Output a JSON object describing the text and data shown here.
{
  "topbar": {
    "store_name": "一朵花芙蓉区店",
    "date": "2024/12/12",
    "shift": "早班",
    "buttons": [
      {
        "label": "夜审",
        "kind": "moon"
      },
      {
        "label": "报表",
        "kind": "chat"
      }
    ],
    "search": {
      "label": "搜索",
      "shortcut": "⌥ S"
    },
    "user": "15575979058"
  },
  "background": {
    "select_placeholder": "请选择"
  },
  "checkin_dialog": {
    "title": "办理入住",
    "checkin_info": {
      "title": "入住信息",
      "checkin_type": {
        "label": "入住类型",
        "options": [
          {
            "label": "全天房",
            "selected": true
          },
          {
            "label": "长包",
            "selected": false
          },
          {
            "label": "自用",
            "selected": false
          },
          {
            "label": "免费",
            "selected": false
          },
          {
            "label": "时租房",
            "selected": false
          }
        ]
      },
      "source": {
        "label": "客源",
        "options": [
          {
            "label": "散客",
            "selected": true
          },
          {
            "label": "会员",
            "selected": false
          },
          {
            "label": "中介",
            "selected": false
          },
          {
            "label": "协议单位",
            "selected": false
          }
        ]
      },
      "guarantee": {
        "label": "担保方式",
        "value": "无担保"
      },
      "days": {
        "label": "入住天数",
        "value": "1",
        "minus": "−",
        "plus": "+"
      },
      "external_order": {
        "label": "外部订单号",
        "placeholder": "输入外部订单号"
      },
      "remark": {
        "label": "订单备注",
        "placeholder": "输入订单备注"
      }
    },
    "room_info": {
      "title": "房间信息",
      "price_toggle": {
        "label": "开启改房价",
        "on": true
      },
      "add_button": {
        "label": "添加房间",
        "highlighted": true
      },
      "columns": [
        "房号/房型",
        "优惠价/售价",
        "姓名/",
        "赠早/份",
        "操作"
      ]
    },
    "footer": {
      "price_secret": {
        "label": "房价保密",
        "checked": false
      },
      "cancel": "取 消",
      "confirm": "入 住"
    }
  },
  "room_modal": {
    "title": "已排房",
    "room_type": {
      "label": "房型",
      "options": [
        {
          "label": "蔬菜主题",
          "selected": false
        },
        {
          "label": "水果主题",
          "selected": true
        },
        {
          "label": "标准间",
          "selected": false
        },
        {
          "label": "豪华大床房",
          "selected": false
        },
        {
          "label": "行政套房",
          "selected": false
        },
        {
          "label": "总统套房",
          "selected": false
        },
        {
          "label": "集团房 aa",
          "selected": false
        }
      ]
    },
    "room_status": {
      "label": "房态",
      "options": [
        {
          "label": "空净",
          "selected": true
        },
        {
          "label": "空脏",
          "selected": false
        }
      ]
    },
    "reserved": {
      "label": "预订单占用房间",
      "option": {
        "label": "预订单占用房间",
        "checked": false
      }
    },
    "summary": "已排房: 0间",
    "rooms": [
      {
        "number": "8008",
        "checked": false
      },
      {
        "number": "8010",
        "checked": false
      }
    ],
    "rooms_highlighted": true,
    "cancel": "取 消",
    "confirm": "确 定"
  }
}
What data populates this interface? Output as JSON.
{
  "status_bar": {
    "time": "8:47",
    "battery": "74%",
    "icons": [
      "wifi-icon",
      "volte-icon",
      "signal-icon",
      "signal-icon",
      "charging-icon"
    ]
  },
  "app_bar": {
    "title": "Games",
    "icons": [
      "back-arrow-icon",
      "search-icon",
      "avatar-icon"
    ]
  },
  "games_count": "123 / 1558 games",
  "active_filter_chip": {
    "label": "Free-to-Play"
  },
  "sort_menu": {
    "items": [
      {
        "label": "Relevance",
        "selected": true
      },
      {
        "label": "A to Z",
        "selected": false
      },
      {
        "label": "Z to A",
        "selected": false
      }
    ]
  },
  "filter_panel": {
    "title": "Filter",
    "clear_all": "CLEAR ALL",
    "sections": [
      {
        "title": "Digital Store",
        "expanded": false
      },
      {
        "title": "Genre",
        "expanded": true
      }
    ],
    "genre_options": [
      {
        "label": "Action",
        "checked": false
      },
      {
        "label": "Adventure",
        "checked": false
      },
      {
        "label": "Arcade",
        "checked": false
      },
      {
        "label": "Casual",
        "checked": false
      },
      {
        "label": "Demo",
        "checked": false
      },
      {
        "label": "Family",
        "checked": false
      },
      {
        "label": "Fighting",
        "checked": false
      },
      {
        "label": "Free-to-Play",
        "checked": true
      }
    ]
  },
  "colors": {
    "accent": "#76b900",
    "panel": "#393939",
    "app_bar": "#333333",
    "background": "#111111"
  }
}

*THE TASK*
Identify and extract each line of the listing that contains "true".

*RESULT OF THIS TASK*
            "selected": true
            "selected": true
        "on": true
        "highlighted": true
          "selected": true
          "selected": true
    "rooms_highlighted": true,
        "selected": true
        "expanded": true
        "checked": true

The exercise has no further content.